second set of tubes
•Dental malocclusion or orofacial growth
disturbance documented by orthodontist.
•Cardiopulmonary complications including cor
pulmonale, pulmonary hypertension, right
ventricular hypertrophy associated with upper
•Otitis media with effusion over age 4.
• A submucous cleft palate which may lead to velopharyngeal
insufficiency after surgery.
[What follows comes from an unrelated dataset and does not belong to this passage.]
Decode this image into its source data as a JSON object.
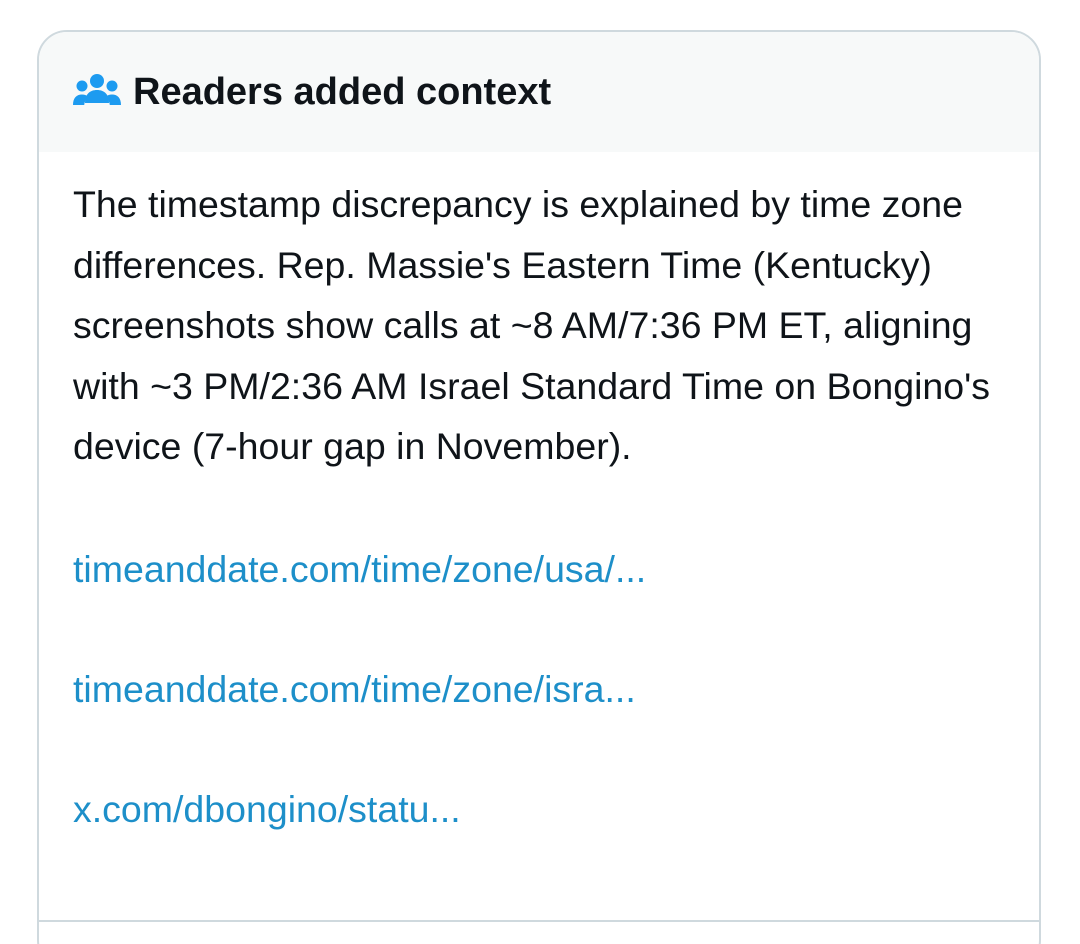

If the adenoid obstruction is severe
enough, then only superior half adenoidectomy is performed.
• Avoid surgery in patients with hemoglobin less than 10.
• Perform surgery at least 2 weeks after the last attack of
• Wait at least 6 weeks after polio vaccination.
• Avoid surgery in patients with uncontrolled systemic
diseases (ie. leukemia).
St. Claire Thomson
• The adenoid curette is
used in adenoidectomy
• The instrument has a strong
handle, a shaft and a curette
at the tip. The curette itself is
a curved, square window that
allows for the tissue to
engage in it.
How the adenoid curette is used
• For the adenoidectomy operation, the patient lies supine
in the neutral position.
• The mouth is held open with a mouth gag.
• The curette is held at the handle like a dagger.
• The curette is then introduced into the oral cavity, all the
way above and behind the soft palate.
• The adenoid tissue is caught in the curette and removed
with a smooth, shaving movement.
• Adenoidectomy was earlier performed as a blind
procedure. A nasal endoscope can now be used to
visualize the procedure.
• The incidence of mortality from adenotonsillar
surgery ranges from 1 in 16,000 to 1 in 35,000
• Anesthetic complications and hemorrhage
cause the majority of deaths.
• The prevalence of hemorrhage ranges from 0.1% to
• It is divided into primary bleeding, in the first 24 hours,
and secondary bleeding, around 7-10 days post
Other risks include:
• Airway obstruction due to edema
• Pulmonary edema
• Fever, velopharyngeal insufficiency
• Dental injury
• Nasopharyngeal stenosis